    • Mr Carney said the after-effects of such disasters were likely to grow worse: "The challenges currently posed by climate change pale in significance compared with what might come. "The far-sighted amongst you are anticipating broader global impacts on property, migration and political stability, as well as food and water security." But he said because the cost would fall on future generations there was little impetus on the current one to fix it: "In other words, once climate change becomes a defining issue for financial stability, it may already be too late."
  • Many Conservative Republicans Believe Climate Change Is a Real Threat: A majority of Republicans — including 54 percent of self-described conservative Republicans — believe the world’s climate is changing and that mankind plays some role in the change, according to a new survey conducted by three prominent Republican pollsters.
    • In an interview on CNN last week, Donald J. Trump said, “I don’t believe in climate change.” In an interview with The San Francisco Chronicle this month, Ben Carson, the retired neurosurgeon who, along with Mr. Trump, is at the top of many recent polls said, “There is no overwhelming science that the things that are going on are man-caused and not naturally caused.”
  • Smoky coal to be banned nationwide (in Ireland — and only the smoky stuff!
  • No long-term future in tar sands, says Alberta's premier: Rachel Notley supports a switch to clean energy to help Canada’s biggest oil-producing province move beyond fossil fuels within a century
    • The province sits atop the world’s third-biggest known carbon reserves in the tar sands, and has rapidly ramped up production to some 2 m barrels of crude a day. By 2020, the province will account for more than a third of Canada’s total carbon pollution, according to government figures.

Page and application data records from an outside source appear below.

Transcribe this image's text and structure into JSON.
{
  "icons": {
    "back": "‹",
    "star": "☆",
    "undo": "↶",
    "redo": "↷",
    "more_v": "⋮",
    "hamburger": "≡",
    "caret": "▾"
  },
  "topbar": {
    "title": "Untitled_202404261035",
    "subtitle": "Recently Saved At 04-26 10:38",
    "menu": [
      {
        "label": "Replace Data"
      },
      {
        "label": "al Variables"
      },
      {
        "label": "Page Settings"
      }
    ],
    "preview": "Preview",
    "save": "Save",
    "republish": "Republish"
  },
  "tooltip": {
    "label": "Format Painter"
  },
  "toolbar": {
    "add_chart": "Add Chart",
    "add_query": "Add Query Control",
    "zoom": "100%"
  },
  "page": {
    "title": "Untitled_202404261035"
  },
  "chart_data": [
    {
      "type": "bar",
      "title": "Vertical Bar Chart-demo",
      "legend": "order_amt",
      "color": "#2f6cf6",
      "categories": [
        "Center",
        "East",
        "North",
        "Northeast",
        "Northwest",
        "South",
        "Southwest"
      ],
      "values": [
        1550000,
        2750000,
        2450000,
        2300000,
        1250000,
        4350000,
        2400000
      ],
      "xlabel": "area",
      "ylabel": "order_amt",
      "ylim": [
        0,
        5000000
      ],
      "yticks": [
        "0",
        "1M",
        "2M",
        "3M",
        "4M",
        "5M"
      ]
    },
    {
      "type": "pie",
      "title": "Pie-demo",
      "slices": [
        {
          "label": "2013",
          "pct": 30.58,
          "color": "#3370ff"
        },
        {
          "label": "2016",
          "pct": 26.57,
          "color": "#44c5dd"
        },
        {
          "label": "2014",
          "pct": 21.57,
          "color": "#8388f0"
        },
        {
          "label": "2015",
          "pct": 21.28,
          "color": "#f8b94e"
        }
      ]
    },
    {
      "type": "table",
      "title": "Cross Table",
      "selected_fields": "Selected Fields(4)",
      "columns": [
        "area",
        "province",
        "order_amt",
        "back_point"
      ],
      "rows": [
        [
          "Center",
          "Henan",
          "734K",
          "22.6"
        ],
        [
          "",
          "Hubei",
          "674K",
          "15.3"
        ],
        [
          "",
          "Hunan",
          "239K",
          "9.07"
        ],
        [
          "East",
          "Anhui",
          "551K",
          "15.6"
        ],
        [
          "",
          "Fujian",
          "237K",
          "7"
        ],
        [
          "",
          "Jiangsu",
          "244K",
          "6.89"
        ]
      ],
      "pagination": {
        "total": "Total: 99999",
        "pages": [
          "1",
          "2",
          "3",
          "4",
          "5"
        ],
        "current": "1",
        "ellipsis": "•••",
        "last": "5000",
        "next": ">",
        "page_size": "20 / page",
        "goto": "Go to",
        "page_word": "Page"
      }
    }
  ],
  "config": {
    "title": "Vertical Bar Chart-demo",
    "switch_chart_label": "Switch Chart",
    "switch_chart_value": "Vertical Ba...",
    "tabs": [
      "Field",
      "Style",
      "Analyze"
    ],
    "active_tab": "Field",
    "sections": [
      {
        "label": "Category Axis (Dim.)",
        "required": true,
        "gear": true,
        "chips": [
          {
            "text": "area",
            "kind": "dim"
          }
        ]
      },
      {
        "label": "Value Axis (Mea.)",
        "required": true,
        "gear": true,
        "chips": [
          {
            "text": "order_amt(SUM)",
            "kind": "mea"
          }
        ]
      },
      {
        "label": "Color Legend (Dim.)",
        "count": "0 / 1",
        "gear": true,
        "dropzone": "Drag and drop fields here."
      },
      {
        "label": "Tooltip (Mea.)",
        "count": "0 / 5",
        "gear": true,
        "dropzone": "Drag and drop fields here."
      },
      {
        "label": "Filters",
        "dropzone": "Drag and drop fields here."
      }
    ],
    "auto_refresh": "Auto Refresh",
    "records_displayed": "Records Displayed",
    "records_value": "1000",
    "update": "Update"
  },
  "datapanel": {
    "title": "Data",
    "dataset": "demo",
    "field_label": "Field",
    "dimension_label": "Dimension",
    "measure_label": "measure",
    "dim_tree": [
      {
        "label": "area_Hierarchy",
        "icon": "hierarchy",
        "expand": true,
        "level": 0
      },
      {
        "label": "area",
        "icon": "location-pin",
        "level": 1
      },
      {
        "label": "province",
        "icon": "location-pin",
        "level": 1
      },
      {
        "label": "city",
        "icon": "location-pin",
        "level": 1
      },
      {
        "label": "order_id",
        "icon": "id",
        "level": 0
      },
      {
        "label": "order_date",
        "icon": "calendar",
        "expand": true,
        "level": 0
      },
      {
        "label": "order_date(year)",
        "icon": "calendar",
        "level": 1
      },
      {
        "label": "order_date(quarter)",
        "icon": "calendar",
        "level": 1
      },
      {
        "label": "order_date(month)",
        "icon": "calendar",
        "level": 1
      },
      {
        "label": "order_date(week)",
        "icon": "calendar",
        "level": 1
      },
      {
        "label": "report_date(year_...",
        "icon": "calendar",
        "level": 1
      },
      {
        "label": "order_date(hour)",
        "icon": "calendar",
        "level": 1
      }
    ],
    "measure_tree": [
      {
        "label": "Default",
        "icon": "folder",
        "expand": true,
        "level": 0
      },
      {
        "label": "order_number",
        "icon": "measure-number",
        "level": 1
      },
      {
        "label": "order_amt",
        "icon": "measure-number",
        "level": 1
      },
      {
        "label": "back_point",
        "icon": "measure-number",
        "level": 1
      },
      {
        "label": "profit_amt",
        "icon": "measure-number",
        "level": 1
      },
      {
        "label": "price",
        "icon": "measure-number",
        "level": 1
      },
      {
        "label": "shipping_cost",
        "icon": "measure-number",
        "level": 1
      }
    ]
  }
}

What went on: September, 2015

What went on: August, 2015

What went on: May, 2015

What went on: April, 2015

What went on: March, 2015

What went on: February, 2015

What went on: January, 2015

What went on: 2014

Unless otherwise stated, the content of this page is licensed under Creative Commons Attribution-ShareAlike 3.0 License